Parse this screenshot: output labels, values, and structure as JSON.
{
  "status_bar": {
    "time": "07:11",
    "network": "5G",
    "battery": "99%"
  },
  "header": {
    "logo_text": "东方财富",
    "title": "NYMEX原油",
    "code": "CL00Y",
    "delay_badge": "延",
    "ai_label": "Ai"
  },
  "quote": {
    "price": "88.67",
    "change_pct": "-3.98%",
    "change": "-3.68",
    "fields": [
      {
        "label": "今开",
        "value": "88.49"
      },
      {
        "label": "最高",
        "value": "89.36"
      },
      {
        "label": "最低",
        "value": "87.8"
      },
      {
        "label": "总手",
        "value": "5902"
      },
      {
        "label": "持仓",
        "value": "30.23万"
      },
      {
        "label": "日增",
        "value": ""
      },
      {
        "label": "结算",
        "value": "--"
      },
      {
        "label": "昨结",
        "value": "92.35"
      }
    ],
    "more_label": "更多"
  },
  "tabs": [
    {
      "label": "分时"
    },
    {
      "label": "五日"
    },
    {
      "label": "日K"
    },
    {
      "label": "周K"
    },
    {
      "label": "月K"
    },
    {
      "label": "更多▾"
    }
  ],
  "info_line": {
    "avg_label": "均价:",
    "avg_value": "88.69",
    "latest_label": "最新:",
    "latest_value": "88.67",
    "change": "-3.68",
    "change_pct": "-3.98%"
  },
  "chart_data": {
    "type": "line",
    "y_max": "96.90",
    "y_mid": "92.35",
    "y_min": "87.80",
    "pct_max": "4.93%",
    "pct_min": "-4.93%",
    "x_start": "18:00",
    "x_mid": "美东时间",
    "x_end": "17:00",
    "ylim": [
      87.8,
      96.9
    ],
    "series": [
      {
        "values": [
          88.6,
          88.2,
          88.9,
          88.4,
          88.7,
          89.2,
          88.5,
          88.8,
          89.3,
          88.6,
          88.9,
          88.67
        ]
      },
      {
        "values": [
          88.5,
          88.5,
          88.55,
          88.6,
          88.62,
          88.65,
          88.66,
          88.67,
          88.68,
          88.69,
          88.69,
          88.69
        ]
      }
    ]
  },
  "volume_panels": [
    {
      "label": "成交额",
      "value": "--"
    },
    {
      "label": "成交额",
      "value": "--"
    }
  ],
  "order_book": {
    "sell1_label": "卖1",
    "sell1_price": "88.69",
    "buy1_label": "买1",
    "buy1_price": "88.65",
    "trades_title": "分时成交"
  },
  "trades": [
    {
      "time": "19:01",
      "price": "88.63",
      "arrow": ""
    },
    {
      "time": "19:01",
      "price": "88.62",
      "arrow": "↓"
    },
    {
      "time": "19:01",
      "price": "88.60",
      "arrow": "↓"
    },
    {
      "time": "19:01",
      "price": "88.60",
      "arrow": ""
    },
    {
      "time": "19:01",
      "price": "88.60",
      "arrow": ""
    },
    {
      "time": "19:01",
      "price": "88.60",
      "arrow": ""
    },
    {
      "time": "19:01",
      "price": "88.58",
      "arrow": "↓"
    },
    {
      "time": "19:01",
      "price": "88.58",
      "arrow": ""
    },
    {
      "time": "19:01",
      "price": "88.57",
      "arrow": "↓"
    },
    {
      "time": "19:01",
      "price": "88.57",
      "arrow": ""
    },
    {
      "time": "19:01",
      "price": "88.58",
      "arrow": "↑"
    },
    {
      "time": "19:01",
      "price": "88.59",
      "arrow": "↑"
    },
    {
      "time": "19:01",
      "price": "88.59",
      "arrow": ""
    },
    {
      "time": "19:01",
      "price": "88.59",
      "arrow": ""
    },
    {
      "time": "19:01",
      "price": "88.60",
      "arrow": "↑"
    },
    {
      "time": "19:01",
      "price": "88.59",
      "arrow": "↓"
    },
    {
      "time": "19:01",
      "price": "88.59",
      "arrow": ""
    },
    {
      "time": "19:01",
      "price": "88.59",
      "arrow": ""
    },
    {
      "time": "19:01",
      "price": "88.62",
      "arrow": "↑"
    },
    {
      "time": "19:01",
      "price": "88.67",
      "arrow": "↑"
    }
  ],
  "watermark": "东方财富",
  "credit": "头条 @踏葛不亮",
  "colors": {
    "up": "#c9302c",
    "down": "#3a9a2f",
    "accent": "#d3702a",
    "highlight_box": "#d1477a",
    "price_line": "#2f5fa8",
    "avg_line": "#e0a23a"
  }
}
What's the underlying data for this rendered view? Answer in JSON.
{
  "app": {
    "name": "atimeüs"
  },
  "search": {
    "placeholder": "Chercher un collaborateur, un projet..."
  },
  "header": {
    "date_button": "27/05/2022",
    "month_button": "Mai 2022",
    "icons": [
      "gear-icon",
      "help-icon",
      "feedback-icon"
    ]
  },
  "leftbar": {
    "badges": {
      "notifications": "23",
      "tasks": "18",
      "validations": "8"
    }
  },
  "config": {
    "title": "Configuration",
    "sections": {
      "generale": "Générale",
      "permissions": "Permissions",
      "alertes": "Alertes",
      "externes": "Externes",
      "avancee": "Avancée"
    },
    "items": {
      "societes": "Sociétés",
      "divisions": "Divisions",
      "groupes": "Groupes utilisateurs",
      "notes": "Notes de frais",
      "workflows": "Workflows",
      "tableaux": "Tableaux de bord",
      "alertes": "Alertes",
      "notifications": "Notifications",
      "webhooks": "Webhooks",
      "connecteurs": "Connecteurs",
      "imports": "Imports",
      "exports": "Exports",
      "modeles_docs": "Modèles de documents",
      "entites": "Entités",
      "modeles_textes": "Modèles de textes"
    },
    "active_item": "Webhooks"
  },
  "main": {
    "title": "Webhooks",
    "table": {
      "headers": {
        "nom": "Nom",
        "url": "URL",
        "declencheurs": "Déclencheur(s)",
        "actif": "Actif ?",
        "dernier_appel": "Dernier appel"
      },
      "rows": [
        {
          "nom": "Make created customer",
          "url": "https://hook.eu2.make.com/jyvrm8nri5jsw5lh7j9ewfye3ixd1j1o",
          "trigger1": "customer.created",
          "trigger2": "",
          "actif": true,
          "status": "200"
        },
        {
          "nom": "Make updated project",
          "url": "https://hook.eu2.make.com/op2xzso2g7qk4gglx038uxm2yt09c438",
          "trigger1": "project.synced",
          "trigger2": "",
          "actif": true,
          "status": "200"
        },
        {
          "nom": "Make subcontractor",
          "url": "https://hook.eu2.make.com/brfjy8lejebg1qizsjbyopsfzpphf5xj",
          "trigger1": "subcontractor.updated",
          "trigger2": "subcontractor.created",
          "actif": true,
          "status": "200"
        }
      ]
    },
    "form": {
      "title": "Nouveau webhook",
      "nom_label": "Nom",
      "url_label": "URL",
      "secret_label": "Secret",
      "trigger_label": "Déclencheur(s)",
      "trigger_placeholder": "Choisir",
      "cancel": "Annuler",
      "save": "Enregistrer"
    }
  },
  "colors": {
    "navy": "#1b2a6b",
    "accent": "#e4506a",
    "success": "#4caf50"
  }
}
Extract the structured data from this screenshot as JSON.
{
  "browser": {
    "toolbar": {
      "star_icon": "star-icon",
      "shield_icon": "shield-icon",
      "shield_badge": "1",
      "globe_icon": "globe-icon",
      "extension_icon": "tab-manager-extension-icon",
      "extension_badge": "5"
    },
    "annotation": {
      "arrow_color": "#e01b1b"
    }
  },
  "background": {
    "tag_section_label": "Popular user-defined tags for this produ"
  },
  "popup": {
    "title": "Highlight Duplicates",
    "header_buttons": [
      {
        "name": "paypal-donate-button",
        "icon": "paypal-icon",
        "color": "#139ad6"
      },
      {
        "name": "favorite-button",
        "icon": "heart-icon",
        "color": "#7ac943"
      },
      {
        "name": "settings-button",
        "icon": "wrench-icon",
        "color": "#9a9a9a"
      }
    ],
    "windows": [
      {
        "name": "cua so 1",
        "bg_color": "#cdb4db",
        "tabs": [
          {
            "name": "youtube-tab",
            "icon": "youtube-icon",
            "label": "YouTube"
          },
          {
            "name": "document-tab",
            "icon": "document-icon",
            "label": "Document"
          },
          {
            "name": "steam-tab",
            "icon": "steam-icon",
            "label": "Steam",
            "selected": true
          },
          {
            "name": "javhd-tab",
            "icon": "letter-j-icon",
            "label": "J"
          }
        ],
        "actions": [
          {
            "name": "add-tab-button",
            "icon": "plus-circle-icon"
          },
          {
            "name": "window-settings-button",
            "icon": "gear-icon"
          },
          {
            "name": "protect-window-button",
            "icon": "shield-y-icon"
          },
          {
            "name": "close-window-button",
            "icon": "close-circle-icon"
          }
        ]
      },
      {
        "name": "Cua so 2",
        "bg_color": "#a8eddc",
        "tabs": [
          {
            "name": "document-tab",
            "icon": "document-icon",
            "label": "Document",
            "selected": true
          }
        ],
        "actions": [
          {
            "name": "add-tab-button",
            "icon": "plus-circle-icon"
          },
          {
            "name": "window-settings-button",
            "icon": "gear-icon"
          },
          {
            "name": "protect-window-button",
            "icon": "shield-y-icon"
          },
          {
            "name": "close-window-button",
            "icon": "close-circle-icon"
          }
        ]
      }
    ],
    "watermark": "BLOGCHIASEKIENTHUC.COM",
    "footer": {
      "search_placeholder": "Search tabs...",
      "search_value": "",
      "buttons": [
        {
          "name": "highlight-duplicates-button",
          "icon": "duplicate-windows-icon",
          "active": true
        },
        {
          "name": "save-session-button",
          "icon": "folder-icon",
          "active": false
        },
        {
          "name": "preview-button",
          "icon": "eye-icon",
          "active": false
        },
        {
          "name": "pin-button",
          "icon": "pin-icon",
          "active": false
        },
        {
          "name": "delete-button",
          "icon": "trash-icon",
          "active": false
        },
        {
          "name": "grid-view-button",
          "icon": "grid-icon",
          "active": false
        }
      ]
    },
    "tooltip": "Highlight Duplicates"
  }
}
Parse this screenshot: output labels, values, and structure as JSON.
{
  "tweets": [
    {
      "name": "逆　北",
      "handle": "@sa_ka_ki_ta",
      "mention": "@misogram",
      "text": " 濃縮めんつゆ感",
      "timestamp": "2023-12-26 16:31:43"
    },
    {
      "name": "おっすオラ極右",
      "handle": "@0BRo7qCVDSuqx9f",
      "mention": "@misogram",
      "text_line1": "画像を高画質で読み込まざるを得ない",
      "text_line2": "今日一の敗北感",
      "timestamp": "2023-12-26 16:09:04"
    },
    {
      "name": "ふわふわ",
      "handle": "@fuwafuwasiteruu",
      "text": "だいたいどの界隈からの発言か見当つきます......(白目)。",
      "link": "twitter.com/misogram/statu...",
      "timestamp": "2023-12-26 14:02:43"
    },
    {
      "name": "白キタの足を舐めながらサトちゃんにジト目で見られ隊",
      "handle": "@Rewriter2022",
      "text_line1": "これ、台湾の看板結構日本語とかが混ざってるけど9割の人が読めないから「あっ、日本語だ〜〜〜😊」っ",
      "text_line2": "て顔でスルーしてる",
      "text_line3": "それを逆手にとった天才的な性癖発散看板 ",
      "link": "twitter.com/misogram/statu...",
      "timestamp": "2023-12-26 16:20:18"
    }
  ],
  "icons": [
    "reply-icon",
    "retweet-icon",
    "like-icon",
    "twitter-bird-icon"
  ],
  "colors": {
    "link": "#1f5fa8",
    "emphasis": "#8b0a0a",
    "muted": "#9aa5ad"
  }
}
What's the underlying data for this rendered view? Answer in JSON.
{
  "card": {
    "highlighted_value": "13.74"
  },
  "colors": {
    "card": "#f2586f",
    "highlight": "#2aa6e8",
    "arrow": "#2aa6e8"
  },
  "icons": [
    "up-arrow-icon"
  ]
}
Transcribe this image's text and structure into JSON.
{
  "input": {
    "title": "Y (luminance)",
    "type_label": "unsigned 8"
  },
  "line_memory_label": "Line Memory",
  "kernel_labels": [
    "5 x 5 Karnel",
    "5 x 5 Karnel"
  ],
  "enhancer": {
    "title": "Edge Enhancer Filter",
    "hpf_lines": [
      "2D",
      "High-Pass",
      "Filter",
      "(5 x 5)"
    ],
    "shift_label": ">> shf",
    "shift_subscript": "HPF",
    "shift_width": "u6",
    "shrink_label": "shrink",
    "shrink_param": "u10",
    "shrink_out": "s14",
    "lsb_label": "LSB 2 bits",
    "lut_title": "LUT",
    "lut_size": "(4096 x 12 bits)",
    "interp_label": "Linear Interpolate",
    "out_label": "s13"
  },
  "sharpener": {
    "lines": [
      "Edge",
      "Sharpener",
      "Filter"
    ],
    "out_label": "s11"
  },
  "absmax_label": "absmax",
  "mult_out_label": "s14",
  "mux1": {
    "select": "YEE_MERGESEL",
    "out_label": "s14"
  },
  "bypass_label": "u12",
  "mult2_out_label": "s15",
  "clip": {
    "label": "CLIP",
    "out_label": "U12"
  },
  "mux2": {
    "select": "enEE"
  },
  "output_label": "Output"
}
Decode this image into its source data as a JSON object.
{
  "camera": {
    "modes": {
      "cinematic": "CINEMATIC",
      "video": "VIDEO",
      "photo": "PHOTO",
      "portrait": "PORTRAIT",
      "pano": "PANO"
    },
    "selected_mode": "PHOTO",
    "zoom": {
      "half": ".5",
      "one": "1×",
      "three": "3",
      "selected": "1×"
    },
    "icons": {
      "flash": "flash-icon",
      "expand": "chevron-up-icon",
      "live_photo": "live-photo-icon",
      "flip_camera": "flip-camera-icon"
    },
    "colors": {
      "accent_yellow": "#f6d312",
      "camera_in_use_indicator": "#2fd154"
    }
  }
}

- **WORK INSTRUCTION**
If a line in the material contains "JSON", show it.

- **TASK ANSWER**
Parse this screenshot: output labels, values, and structure as JSON.
What's the underlying data for this rendered view? Answer in JSON.
Extract the structured data from this screenshot as JSON.
Parse this screenshot: output labels, values, and structure as JSON.
What's the underlying data for this rendered view? Answer in JSON.
Transcribe this image's text and structure into JSON.
Decode this image into its source data as a JSON object.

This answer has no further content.